In the 2011 session that recessed in June, the North Carolina General Assembly considered more than 200 “local” bills, ranging from makeup of local boards, fire district fees, annexations, and many other subjects. Generally, such bills have not been very controversial, because as a matter of legislative courtesy the members would defer to the local delegation and input and advice from local governing boards. Quite frequently, such bills were pro forma permission from the General Assembly because of some constitutional requirement for such permission.
But in the age of growing partisanship in Raleigh, and outside ideological forces often driving the bus, such pro forma courtesies appear to be a thing of the past. Increasingly in this session, the General Assembly has delved into local matters, including repealing annexations and other such actions, in a fit of ideological spite.
Perhaps the most egregious overreach by the General Assembly occurred with the passage of H-471: Buncombe County Commission Districts. Introduced by Rep. Tim Moffitt (R-116), this bill establishes district elections for the Buncombe County Board of Commissioners, instead of the at-large elections held now. The bill was roundly opposed throughout Buncombe County, including by the County Commissioners and the other members of the legislative delegation (including Democrats Patsy Keever and Susan Fisher). Yet the bill passed both houses comfortably along party lines, and as a “local” bill did not require action by the Governor to become law.

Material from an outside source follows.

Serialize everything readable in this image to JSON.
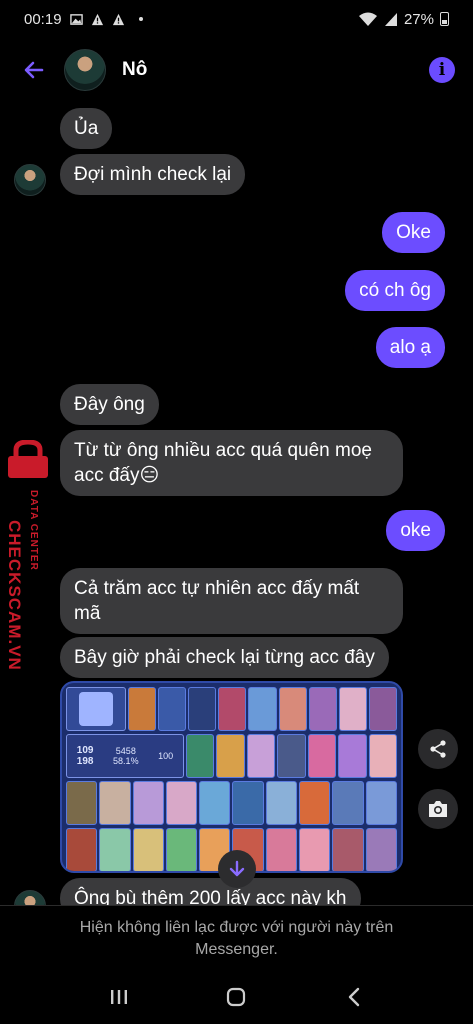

As a result, the people of Buncombe County have had foisted upon them a form of local government that they did not desire, and for which they have no choice.
Instead of such meddling in local affairs, it is time now to establish, once and for all, home rule in North Carolina. Local governments should be able to manage their own affairs, establish their own forms of local government, establish tax rates (including supplemental sales taxes), and generally go about their business without the heavy hand of Raleigh in control. We should amend the state Constitution to provide county and municipal governments with broad discretion, within a Constitutional framework, to manage their affairs.